Great Britain rower Alan Sinclair does not see how the Olympics can proceed as planned.
Japan’s Prime Minister Shinzo Abe pledged the country will be able to host the Games in Tokyo at the end of July, despite the coronavirus pandemic, but the Inverness athlete disputes the likelihood of this happening.
Prospective Olympic athletes across the globe have expressed scepticism and opposition to the plan to press ahead with the 32nd Games, despite much of the world grappling with much greater issues than sport.
Most of competitive sport is also in total lockdown and travel restricted in a bid to combat the virus’ spread.
Lord Coe, the IAAF president, said yesterday it was too early to make a decision on cancelling the Games. That came after Matthew Pinsent, a predecessor of Sinclair’s in the GB rowing vest and four-time gold medallist, called for them to be halted.
Sinclair competed at the 2016 Olympics in Rio, coming fourth in the final of the men’s pair. He is a contender to make his second Games but insists there are far bigger issues.
He said: “Everyone is trying to be optimistic but it’s very hard not to think about some alteration to the original plan. You can’t help but feel the Olympics have to consider every nation.

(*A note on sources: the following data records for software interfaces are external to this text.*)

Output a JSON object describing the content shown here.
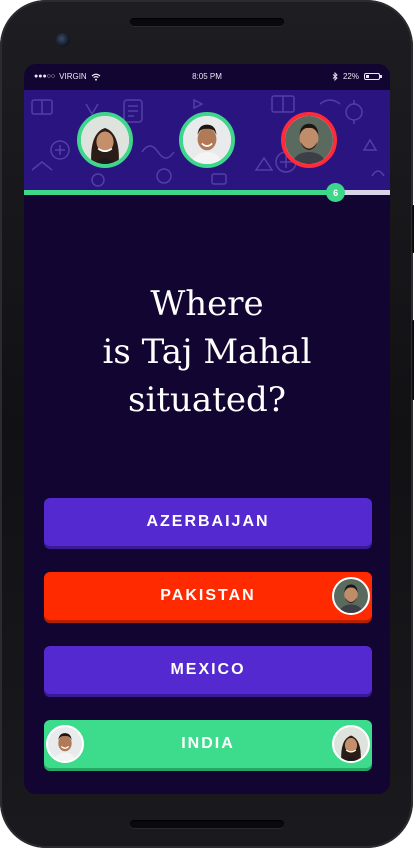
{
  "status_bar": {
    "signal": "●●●○○",
    "carrier": "VIRGIN",
    "time": "8:05 PM",
    "battery": "22%",
    "battery_level": 0.22
  },
  "players": [
    {
      "name": "player-woman",
      "ring_color": "#3ed68a"
    },
    {
      "name": "player-man-smiling",
      "ring_color": "#3ed68a"
    },
    {
      "name": "player-man-bearded",
      "ring_color": "#ff2a3a"
    }
  ],
  "progress": {
    "fraction": 0.85,
    "count": "6"
  },
  "question": {
    "lines": [
      "Where",
      "is Taj Mahal",
      "situated?"
    ]
  },
  "answers": [
    {
      "label": "AZERBAIJAN",
      "state": "default"
    },
    {
      "label": "PAKISTAN",
      "state": "wrong"
    },
    {
      "label": "MEXICO",
      "state": "default"
    },
    {
      "label": "INDIA",
      "state": "correct"
    }
  ],
  "colors": {
    "background": "#130531",
    "header": "#2a1480",
    "answer_default": "#5429cf",
    "answer_wrong": "#ff2a00",
    "answer_correct": "#3ddc8c",
    "progress": "#3ed68a"
  }
}
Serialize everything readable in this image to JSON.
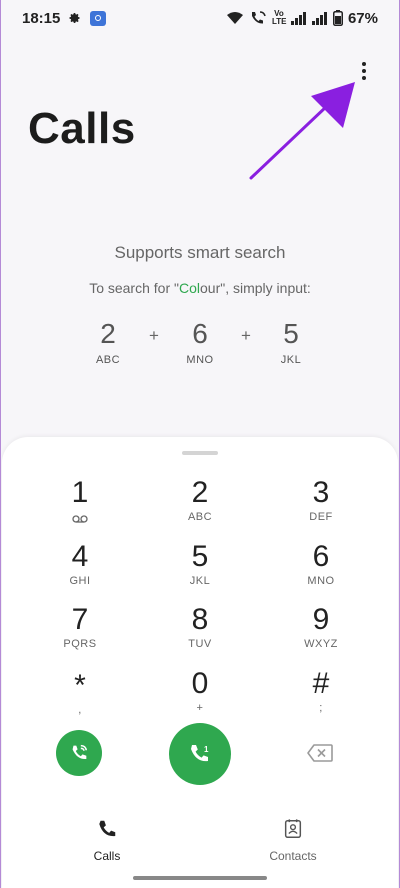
{
  "status_bar": {
    "time": "18:15",
    "battery": "67%",
    "volte": "Vo LTE",
    "icons": [
      "gear-icon",
      "cast-icon",
      "wifi-icon",
      "wifi-calling-icon",
      "signal-icon",
      "battery-icon"
    ]
  },
  "header": {
    "title": "Calls",
    "menu_icon": "more-vert-icon"
  },
  "smart_search": {
    "title": "Supports smart search",
    "hint_prefix": "To search for \"",
    "hint_word_a": "Col",
    "hint_word_b": "our",
    "hint_suffix": "\", simply input:",
    "example": [
      {
        "digit": "2",
        "letters": "ABC"
      },
      {
        "digit": "6",
        "letters": "MNO"
      },
      {
        "digit": "5",
        "letters": "JKL"
      }
    ],
    "plus": "+"
  },
  "dialpad": {
    "keys": [
      {
        "digit": "1",
        "letters": ""
      },
      {
        "digit": "2",
        "letters": "ABC"
      },
      {
        "digit": "3",
        "letters": "DEF"
      },
      {
        "digit": "4",
        "letters": "GHI"
      },
      {
        "digit": "5",
        "letters": "JKL"
      },
      {
        "digit": "6",
        "letters": "MNO"
      },
      {
        "digit": "7",
        "letters": "PQRS"
      },
      {
        "digit": "8",
        "letters": "TUV"
      },
      {
        "digit": "9",
        "letters": "WXYZ"
      },
      {
        "digit": "*",
        "letters": ","
      },
      {
        "digit": "0",
        "letters": "+"
      },
      {
        "digit": "#",
        "letters": ";"
      }
    ],
    "call_sim": "1"
  },
  "bottom_nav": {
    "calls": "Calls",
    "contacts": "Contacts"
  },
  "colors": {
    "accent_green": "#2fa84f",
    "annotation_arrow": "#8a1fe0"
  }
}
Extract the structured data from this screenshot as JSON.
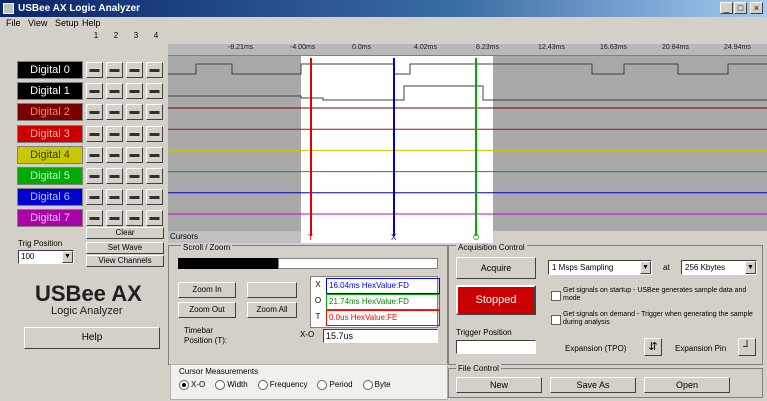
{
  "window": {
    "title": "USBee AX Logic Analyzer"
  },
  "menu": [
    "File",
    "View",
    "Setup",
    "Help"
  ],
  "column_headers": [
    "1",
    "2",
    "3",
    "4"
  ],
  "signals": [
    {
      "label": "Digital 0",
      "bg": "#000000",
      "fg": "#ffffff",
      "swatch": "#000000"
    },
    {
      "label": "Digital 1",
      "bg": "#000000",
      "fg": "#ffffff",
      "swatch": "#000000"
    },
    {
      "label": "Digital 2",
      "bg": "#7a0000",
      "fg": "#ff8080",
      "swatch": "#7a0000"
    },
    {
      "label": "Digital 3",
      "bg": "#cc0000",
      "fg": "#ffb0b0",
      "swatch": "#cc0000"
    },
    {
      "label": "Digital 4",
      "bg": "#c8c800",
      "fg": "#404000",
      "swatch": "#8a8a00"
    },
    {
      "label": "Digital 5",
      "bg": "#00aa00",
      "fg": "#c0ffc0",
      "swatch": "#00aa00"
    },
    {
      "label": "Digital 6",
      "bg": "#0000cc",
      "fg": "#c0c0ff",
      "swatch": "#0000cc"
    },
    {
      "label": "Digital 7",
      "bg": "#aa00aa",
      "fg": "#ffc0ff",
      "swatch": "#7a007a"
    }
  ],
  "signal_buttons": {
    "clear": "Clear",
    "set_wave": "Set Wave",
    "view_channels": "View Channels"
  },
  "time_ticks": [
    "-8.21ms",
    "-4.00ms",
    "0.0ms",
    "4.02ms",
    "8.23ms",
    "12.43ms",
    "16.63ms",
    "20.84ms",
    "24.94ms"
  ],
  "trigger_edge_label": "Trig Position",
  "sample_rate_select": "100",
  "brand": {
    "name": "USBee AX",
    "subtitle": "Logic Analyzer"
  },
  "help_button": "Help",
  "zoom": {
    "group_label": "Scroll / Zoom",
    "zoom_in": "Zoom In",
    "zoom_out": "Zoom Out",
    "zoom_all": "Zoom All"
  },
  "timebar": {
    "label": "Timebar",
    "value": "Position (T):"
  },
  "cursors": {
    "x": {
      "tag": "X",
      "text": "16.04ms HexValue:FD",
      "color": "#0000ff"
    },
    "o": {
      "tag": "O",
      "text": "21.74ms HexValue:FD",
      "color": "#00aa00"
    },
    "t": {
      "tag": "T",
      "text": "0.0us HexValue:FE",
      "color": "#ff0000"
    }
  },
  "delta": {
    "label": "X-O",
    "value": "15.7us"
  },
  "cursor_measurements": {
    "title": "Cursor Measurements",
    "options": [
      "X-O",
      "Width",
      "Frequency",
      "Period",
      "Byte"
    ],
    "selected": "X-O"
  },
  "acquisition": {
    "group": "Acquisition Control",
    "acquire": "Acquire",
    "status": "Stopped",
    "rate": "1 Msps Sampling",
    "at_label": "at",
    "buffer": "256 Kbytes",
    "trigger_position_label": "Trigger Position",
    "check1": "Get signals on startup - USBee generates sample data and mode",
    "check2": "Get signals on demand - Trigger when generating the sample during analysis",
    "expansion_label": "Expansion (TPO)",
    "expansion_value": "Expansion Pin"
  },
  "file_control": {
    "group": "File Control",
    "new": "New",
    "save_as": "Save As",
    "open": "Open"
  },
  "markers": {
    "t": "T",
    "x": "X",
    "o": "O"
  },
  "wave_label": "Cursors"
}
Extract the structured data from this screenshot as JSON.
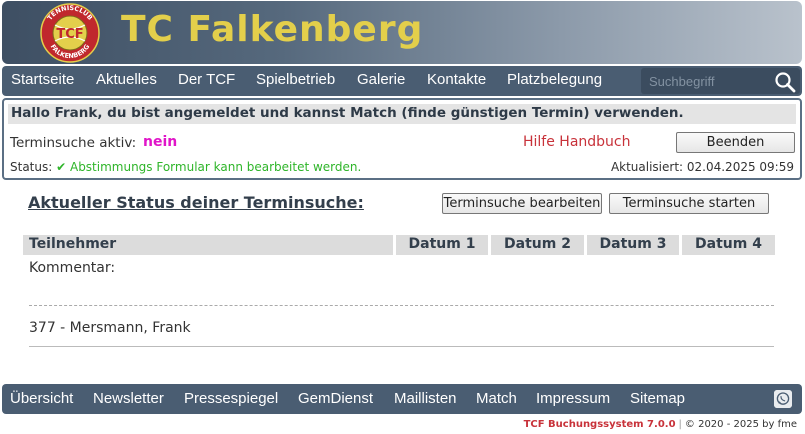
{
  "header": {
    "title": "TC Falkenberg",
    "logo": {
      "top_text": "TENNISCLUB",
      "center_text": "TCF",
      "bottom_text": "FALKENBERG",
      "color_ring": "#c0282d",
      "color_inner": "#e3cf4b"
    }
  },
  "nav": {
    "items": [
      "Startseite",
      "Aktuelles",
      "Der TCF",
      "Spielbetrieb",
      "Galerie",
      "Kontakte",
      "Platzbelegung"
    ],
    "search": {
      "placeholder": "Suchbegriff",
      "value": ""
    }
  },
  "panel": {
    "greeting": "Hallo Frank, du bist angemeldet und kannst Match (finde günstigen Termin) verwenden.",
    "ts_label": "Terminsuche aktiv:",
    "ts_value": "nein",
    "help_label": "Hilfe Handbuch",
    "end_button": "Beenden",
    "status_prefix": "Status:",
    "status_text": "✔ Abstimmungs Formular kann bearbeitet werden.",
    "updated": "Aktualisiert: 02.04.2025 09:59"
  },
  "main": {
    "heading": "Aktueller Status deiner Terminsuche:",
    "edit_button": "Terminsuche bearbeiten",
    "start_button": "Terminsuche starten",
    "columns": [
      "Teilnehmer",
      "Datum 1",
      "Datum 2",
      "Datum 3",
      "Datum 4"
    ],
    "comment_label": "Kommentar:",
    "participant": "377 - Mersmann, Frank"
  },
  "footer": {
    "items": [
      "Übersicht",
      "Newsletter",
      "Pressespiegel",
      "GemDienst",
      "Maillisten",
      "Match",
      "Impressum",
      "Sitemap"
    ],
    "whatsapp_icon": "whatsapp-icon",
    "brand": "TCF Buchungssystem 7.0.0",
    "separator": "|",
    "copyright": "© 2020 - 2025 by fme"
  },
  "colors": {
    "nav_bg": "#4a5d72",
    "title": "#e3cf4b",
    "nein": "#e015c8",
    "ok": "#2fb52a",
    "help": "#c8323a"
  }
}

“I’m interested to see what they’re going to do; ultimately it’s going to be more powerful people that decide that. But I can’t see how they’re going to do it at the same time.
“There’s more important things in life than a sporting event when you’re talking about people’s lives. There’s a weird vibe in the team just now and I’m sure everywhere else in the world is the same, as no-one knows what’s going to happen.”
Advice from British Rowing indicated all affiliated competitions would be cancelled until April 30, however their training base at Caversham would remain open with mitigating safety measures put in place.
Sinclair said: “The only places I go to day-to-day are home and Caversham. There’s still a risk there as you don’t know who has seen who outside of training but I know I’m not exposing myself to anything. At this point nothing has really changed dramatically and we’re getting updates on a daily basis.
“All the World Cups have been cancelled, so the first chance to race anyone outside Great Britain would be at the Olympics, which is pretty surreal. It might get to a point where we’re having to do training at home.”
British Rowing are also scheduled to host a final trials event this weekend, where three members of the squad are to be cut from the Olympic team by head coach Jurgen Grobler.